posted on Dec, 18 2011 @ 12:33 PM
link   
reply to post by antonia
 


That's exactly right. The tax system is ultimately predicated on weapons and dungeons.

For us low level peons, the State will typically confiscate bank accounts, threaten bank levies, steal property, repossess property, force your employer to take a portion of your paycheck and give it to them, etc.. etc.. But for people like Wesley Snipes, the violence of the tax system is all to apparent.

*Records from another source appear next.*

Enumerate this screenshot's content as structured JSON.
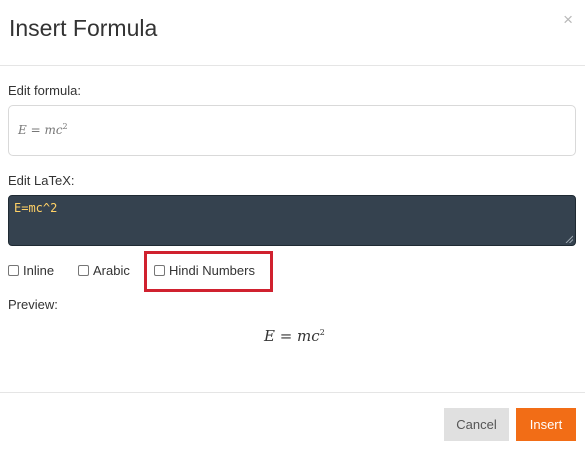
{
  "dialog": {
    "title": "Insert Formula",
    "close_glyph": "×"
  },
  "edit_formula": {
    "label": "Edit formula:",
    "value_lhs": "E = mc",
    "value_exp": "2"
  },
  "edit_latex": {
    "label": "Edit LaTeX:",
    "value": "E=mc^2"
  },
  "options": [
    {
      "label": "Inline",
      "checked": false
    },
    {
      "label": "Arabic",
      "checked": false
    },
    {
      "label": "Hindi Numbers",
      "checked": false
    }
  ],
  "preview": {
    "label": "Preview:",
    "formula_lhs": "E = mc",
    "formula_exp": "2"
  },
  "buttons": {
    "cancel": "Cancel",
    "insert": "Insert"
  },
  "colors": {
    "insert_button": "#f26d16",
    "latex_bg": "#35424f",
    "latex_text": "#ffd166",
    "highlight": "#d0212f"
  },
  "icons": {
    "close": "close-icon",
    "resize": "resize-handle-icon"
  }
}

posted on Dec, 18 2011 @ 08:00 PM
link   
reply to post by antonia
 


Yeah.. I get it.. however he makes another valid point for Libertarian ideologies: A society cannot function without some form of taxation, it is a necessity for the betterment of society as a whole. Their are two forms of main taxation .. voluntary or involuntary. Voluntary taxation can be in forms of sales taxes or levies on specific goods and services, or as I point out in my previous post per service rendered .. they are to volatile for society to function as a whole, and can be just as unequal as a income based tax. The biggest problem with the Untied States tax code is that it is involuntary and voluntary at the same time, but at both ends is highly unfair to certain people (mainly the Middle Class) .. However saying there should simply be no taxation of any kind at all is simply an unintelligent answer to a legitimate issue. A flat tax (a coercive taxation method of across the board income tax percentage or consumption tax) is the "most fair" form of taxation, because a tax per service rendered, as the video said: There is no coercive action by government which will have the same beneficent effects of voluntary transactions in competitive markets, but you can’t get competitive markets with respect to the provision of public goods and you can’t get competitive markets with respect to the operation of network industries.



new topics

top topics
 
2

log in

join